══ GIVEN DATA

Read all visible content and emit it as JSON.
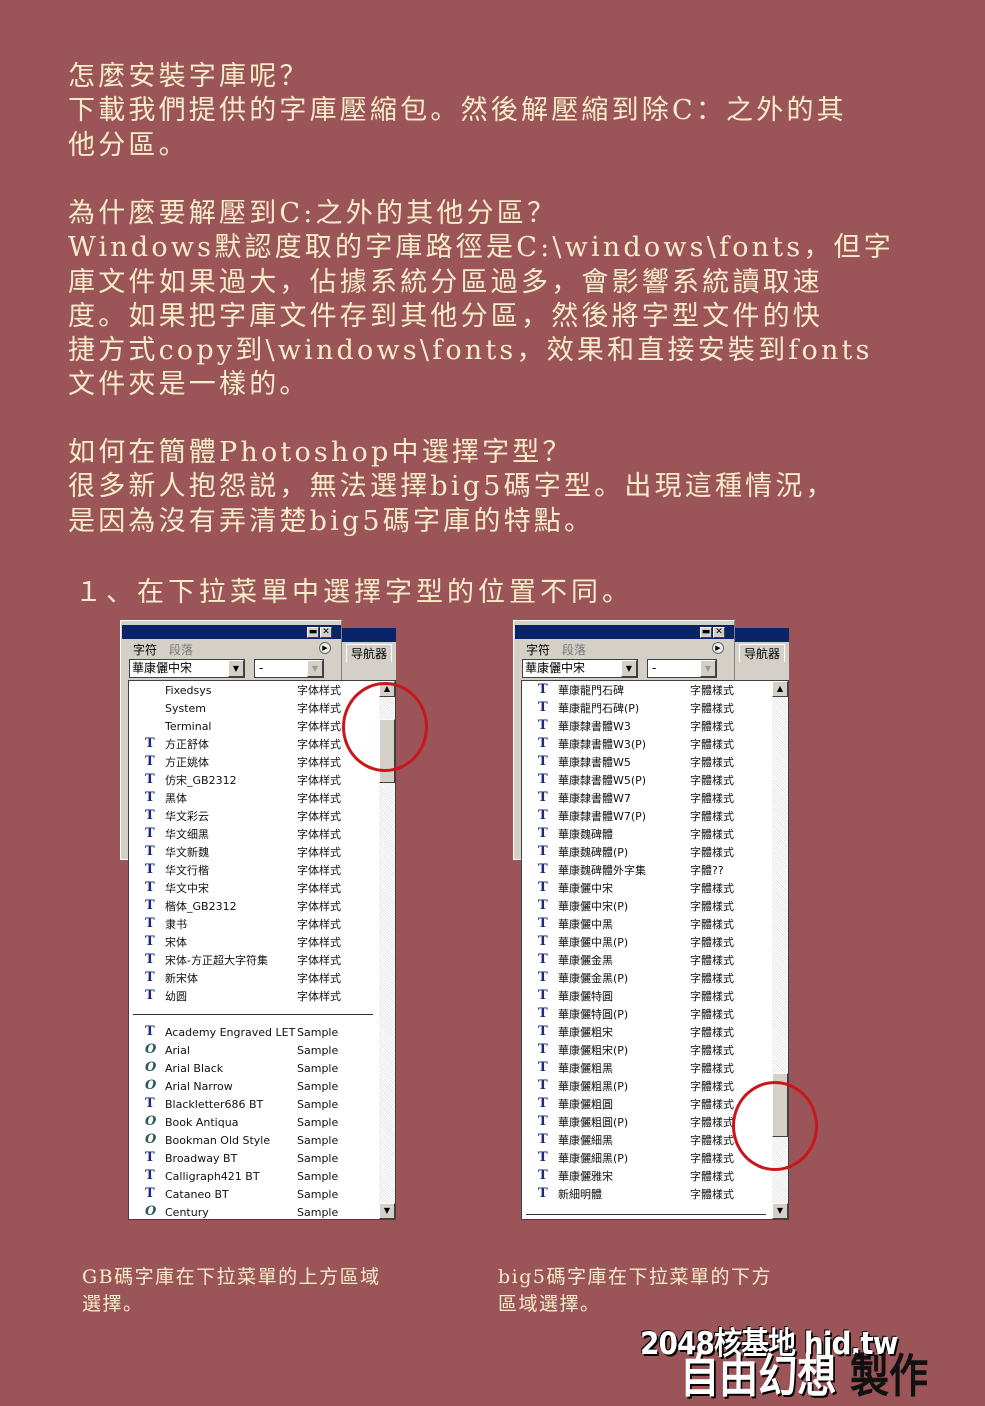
{
  "colors": {
    "background": "#9b5558",
    "text": "#f7ecc9",
    "circle": "#c8161c",
    "titlebar": "#0a246a"
  },
  "sections": [
    {
      "lines": [
        "怎麼安裝字庫呢？",
        "下載我們提供的字庫壓縮包。然後解壓縮到除C：之外的其",
        "他分區。"
      ]
    },
    {
      "lines": [
        "為什麼要解壓到C:之外的其他分區？",
        "Windows默認度取的字庫路徑是C:\\windows\\fonts，但字",
        "庫文件如果過大，佔據系統分區過多，會影響系統讀取速",
        "度。如果把字庫文件存到其他分區，然後將字型文件的快",
        "捷方式copy到\\windows\\fonts，效果和直接安裝到fonts",
        "文件夾是一樣的。"
      ]
    },
    {
      "lines": [
        "如何在簡體Photoshop中選擇字型？",
        "很多新人抱怨説，無法選擇big5碼字型。出現這種情況，",
        "是因為沒有弄清楚big5碼字庫的特點。"
      ]
    }
  ],
  "heading": "１、在下拉菜單中選擇字型的位置不同。",
  "panels": [
    {
      "tabs": [
        "字符",
        "段落"
      ],
      "navigator": "导航器",
      "font_value": "華康儷中宋",
      "style_value": "-",
      "groups": [
        [
          {
            "icon": "none",
            "name": "Fixedsys",
            "sample": "字体样式"
          },
          {
            "icon": "none",
            "name": "System",
            "sample": "字体样式"
          },
          {
            "icon": "none",
            "name": "Terminal",
            "sample": "字体样式"
          },
          {
            "icon": "truetype",
            "name": "方正舒体",
            "sample": "字体样式"
          },
          {
            "icon": "truetype",
            "name": "方正姚体",
            "sample": "字体样式"
          },
          {
            "icon": "truetype",
            "name": "仿宋_GB2312",
            "sample": "字体样式"
          },
          {
            "icon": "truetype",
            "name": "黑体",
            "sample": "字体样式"
          },
          {
            "icon": "truetype",
            "name": "华文彩云",
            "sample": "字体样式"
          },
          {
            "icon": "truetype",
            "name": "华文细黑",
            "sample": "字体样式"
          },
          {
            "icon": "truetype",
            "name": "华文新魏",
            "sample": "字体样式"
          },
          {
            "icon": "truetype",
            "name": "华文行楷",
            "sample": "字体样式"
          },
          {
            "icon": "truetype",
            "name": "华文中宋",
            "sample": "字体样式"
          },
          {
            "icon": "truetype",
            "name": "楷体_GB2312",
            "sample": "字体样式"
          },
          {
            "icon": "truetype",
            "name": "隶书",
            "sample": "字体样式"
          },
          {
            "icon": "truetype",
            "name": "宋体",
            "sample": "字体样式"
          },
          {
            "icon": "truetype",
            "name": "宋体-方正超大字符集",
            "sample": "字体样式"
          },
          {
            "icon": "truetype",
            "name": "新宋体",
            "sample": "字体样式"
          },
          {
            "icon": "truetype",
            "name": "幼圆",
            "sample": "字体样式"
          }
        ],
        [
          {
            "icon": "truetype",
            "name": "Academy Engraved LET",
            "sample": "Sample"
          },
          {
            "icon": "opentype",
            "name": "Arial",
            "sample": "Sample"
          },
          {
            "icon": "opentype",
            "name": "Arial Black",
            "sample": "Sample"
          },
          {
            "icon": "opentype",
            "name": "Arial Narrow",
            "sample": "Sample"
          },
          {
            "icon": "truetype",
            "name": "Blackletter686 BT",
            "sample": "Sample"
          },
          {
            "icon": "opentype",
            "name": "Book Antiqua",
            "sample": "Sample"
          },
          {
            "icon": "opentype",
            "name": "Bookman Old Style",
            "sample": "Sample"
          },
          {
            "icon": "truetype",
            "name": "Broadway BT",
            "sample": "Sample"
          },
          {
            "icon": "truetype",
            "name": "Calligraph421 BT",
            "sample": "Sample"
          },
          {
            "icon": "truetype",
            "name": "Cataneo BT",
            "sample": "Sample"
          },
          {
            "icon": "opentype",
            "name": "Century",
            "sample": "Sample"
          }
        ]
      ],
      "scroll_position": 0.05,
      "caption": [
        "GB碼字庫在下拉菜單的上方區域",
        "選擇。"
      ]
    },
    {
      "tabs": [
        "字符",
        "段落"
      ],
      "navigator": "导航器",
      "font_value": "華康儷中宋",
      "style_value": "-",
      "groups": [
        [
          {
            "icon": "truetype",
            "name": "華康龍門石碑",
            "sample": "字體樣式"
          },
          {
            "icon": "truetype",
            "name": "華康龍門石碑(P)",
            "sample": "字體樣式"
          },
          {
            "icon": "truetype",
            "name": "華康隸書體W3",
            "sample": "字體樣式"
          },
          {
            "icon": "truetype",
            "name": "華康隸書體W3(P)",
            "sample": "字體樣式"
          },
          {
            "icon": "truetype",
            "name": "華康隸書體W5",
            "sample": "字體樣式"
          },
          {
            "icon": "truetype",
            "name": "華康隸書體W5(P)",
            "sample": "字體樣式"
          },
          {
            "icon": "truetype",
            "name": "華康隸書體W7",
            "sample": "字體樣式"
          },
          {
            "icon": "truetype",
            "name": "華康隸書體W7(P)",
            "sample": "字體樣式"
          },
          {
            "icon": "truetype",
            "name": "華康魏碑體",
            "sample": "字體樣式"
          },
          {
            "icon": "truetype",
            "name": "華康魏碑體(P)",
            "sample": "字體樣式"
          },
          {
            "icon": "truetype",
            "name": "華康魏碑體外字集",
            "sample": "字體??"
          },
          {
            "icon": "truetype",
            "name": "華康儷中宋",
            "sample": "字體樣式"
          },
          {
            "icon": "truetype",
            "name": "華康儷中宋(P)",
            "sample": "字體樣式"
          },
          {
            "icon": "truetype",
            "name": "華康儷中黑",
            "sample": "字體樣式"
          },
          {
            "icon": "truetype",
            "name": "華康儷中黑(P)",
            "sample": "字體樣式"
          },
          {
            "icon": "truetype",
            "name": "華康儷金黑",
            "sample": "字體樣式"
          },
          {
            "icon": "truetype",
            "name": "華康儷金黑(P)",
            "sample": "字體樣式"
          },
          {
            "icon": "truetype",
            "name": "華康儷特圓",
            "sample": "字體樣式"
          },
          {
            "icon": "truetype",
            "name": "華康儷特圓(P)",
            "sample": "字體樣式"
          },
          {
            "icon": "truetype",
            "name": "華康儷粗宋",
            "sample": "字體樣式"
          },
          {
            "icon": "truetype",
            "name": "華康儷粗宋(P)",
            "sample": "字體樣式"
          },
          {
            "icon": "truetype",
            "name": "華康儷粗黑",
            "sample": "字體樣式"
          },
          {
            "icon": "truetype",
            "name": "華康儷粗黑(P)",
            "sample": "字體樣式"
          },
          {
            "icon": "truetype",
            "name": "華康儷粗圓",
            "sample": "字體樣式"
          },
          {
            "icon": "truetype",
            "name": "華康儷粗圓(P)",
            "sample": "字體樣式"
          },
          {
            "icon": "truetype",
            "name": "華康儷細黑",
            "sample": "字體樣式"
          },
          {
            "icon": "truetype",
            "name": "華康儷細黑(P)",
            "sample": "字體樣式"
          },
          {
            "icon": "truetype",
            "name": "華康儷雅宋",
            "sample": "字體樣式"
          },
          {
            "icon": "truetype",
            "name": "新細明體",
            "sample": "字體樣式"
          }
        ]
      ],
      "scroll_position": 0.85,
      "caption": [
        "big5碼字庫在下拉菜單的下方",
        "區域選擇。"
      ]
    }
  ],
  "watermark": {
    "line1": "2048核基地 hjd.tw",
    "line2a": "自由幻想",
    "line2b": "製作"
  }
}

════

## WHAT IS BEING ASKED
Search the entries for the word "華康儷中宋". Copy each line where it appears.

## EXERCISE OUTPUT
      "font_value": "華康儷中宋",
      "font_value": "華康儷中宋",
            "name": "華康儷中宋",
            "name": "華康儷中宋(P)",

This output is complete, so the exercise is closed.